* **Problem to solve**: Which lines in the records below mention the word "JSON"? Copy each one out.
──────── Data to use
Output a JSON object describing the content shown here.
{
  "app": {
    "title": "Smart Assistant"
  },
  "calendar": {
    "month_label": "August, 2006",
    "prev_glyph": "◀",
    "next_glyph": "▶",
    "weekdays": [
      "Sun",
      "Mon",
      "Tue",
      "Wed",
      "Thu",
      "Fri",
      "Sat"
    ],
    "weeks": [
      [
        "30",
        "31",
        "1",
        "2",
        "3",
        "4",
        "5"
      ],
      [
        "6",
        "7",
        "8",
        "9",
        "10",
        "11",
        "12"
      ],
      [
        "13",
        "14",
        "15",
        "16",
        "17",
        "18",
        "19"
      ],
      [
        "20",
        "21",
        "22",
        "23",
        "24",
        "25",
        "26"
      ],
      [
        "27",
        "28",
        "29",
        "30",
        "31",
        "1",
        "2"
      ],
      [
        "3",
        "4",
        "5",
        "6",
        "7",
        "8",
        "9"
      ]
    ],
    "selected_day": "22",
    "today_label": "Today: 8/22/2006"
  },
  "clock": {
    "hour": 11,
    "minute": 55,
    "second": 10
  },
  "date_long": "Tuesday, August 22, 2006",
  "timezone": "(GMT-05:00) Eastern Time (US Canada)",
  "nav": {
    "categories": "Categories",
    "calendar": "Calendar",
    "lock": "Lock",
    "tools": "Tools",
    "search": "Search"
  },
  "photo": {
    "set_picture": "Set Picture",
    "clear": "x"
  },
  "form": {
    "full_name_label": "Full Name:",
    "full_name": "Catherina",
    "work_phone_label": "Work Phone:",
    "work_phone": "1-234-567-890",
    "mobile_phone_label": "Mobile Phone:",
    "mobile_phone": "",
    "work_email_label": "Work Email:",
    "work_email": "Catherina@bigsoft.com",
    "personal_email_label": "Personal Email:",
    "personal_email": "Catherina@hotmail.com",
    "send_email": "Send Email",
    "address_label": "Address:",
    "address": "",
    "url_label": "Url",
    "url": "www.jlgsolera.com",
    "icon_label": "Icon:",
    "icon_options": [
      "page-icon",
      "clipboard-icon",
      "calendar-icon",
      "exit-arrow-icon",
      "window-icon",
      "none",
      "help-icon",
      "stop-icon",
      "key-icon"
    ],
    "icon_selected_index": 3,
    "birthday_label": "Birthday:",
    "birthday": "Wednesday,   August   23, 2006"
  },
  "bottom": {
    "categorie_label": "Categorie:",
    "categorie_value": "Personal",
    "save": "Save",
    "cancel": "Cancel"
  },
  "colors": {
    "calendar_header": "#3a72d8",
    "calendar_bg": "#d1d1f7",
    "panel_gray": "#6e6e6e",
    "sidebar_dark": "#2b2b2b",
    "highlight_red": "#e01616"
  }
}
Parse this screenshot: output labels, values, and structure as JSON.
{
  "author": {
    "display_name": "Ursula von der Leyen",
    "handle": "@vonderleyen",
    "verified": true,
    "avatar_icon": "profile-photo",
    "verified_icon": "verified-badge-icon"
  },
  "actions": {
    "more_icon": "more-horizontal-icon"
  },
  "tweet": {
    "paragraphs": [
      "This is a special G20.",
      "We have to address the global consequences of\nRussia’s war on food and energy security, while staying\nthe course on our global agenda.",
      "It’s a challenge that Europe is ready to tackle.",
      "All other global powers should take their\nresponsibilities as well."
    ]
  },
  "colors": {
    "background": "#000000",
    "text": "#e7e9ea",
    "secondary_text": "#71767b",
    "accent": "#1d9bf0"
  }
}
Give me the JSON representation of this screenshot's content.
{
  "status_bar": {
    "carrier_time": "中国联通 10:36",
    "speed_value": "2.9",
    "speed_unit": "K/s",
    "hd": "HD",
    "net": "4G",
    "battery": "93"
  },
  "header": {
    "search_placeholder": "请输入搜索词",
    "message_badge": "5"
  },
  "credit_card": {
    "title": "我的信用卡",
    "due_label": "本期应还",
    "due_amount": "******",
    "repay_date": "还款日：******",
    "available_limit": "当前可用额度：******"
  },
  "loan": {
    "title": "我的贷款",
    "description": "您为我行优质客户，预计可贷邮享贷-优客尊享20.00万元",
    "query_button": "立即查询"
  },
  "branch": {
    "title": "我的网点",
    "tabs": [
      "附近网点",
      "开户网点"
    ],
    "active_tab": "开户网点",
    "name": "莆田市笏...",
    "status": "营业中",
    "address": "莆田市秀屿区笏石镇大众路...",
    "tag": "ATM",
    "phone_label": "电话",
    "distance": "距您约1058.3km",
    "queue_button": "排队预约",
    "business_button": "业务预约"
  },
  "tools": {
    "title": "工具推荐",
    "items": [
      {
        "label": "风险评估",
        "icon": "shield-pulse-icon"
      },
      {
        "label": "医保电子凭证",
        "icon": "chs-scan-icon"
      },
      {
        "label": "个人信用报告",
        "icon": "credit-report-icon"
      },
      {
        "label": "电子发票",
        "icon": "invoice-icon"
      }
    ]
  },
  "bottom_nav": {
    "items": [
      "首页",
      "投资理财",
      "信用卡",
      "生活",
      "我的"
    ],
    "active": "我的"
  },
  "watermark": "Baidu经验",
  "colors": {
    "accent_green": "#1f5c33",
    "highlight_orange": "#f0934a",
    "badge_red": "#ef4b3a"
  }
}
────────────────
* **Solution**:
Output a JSON object describing the content shown here.
Parse this screenshot: output labels, values, and structure as JSON.
Give me the JSON representation of this screenshot's content.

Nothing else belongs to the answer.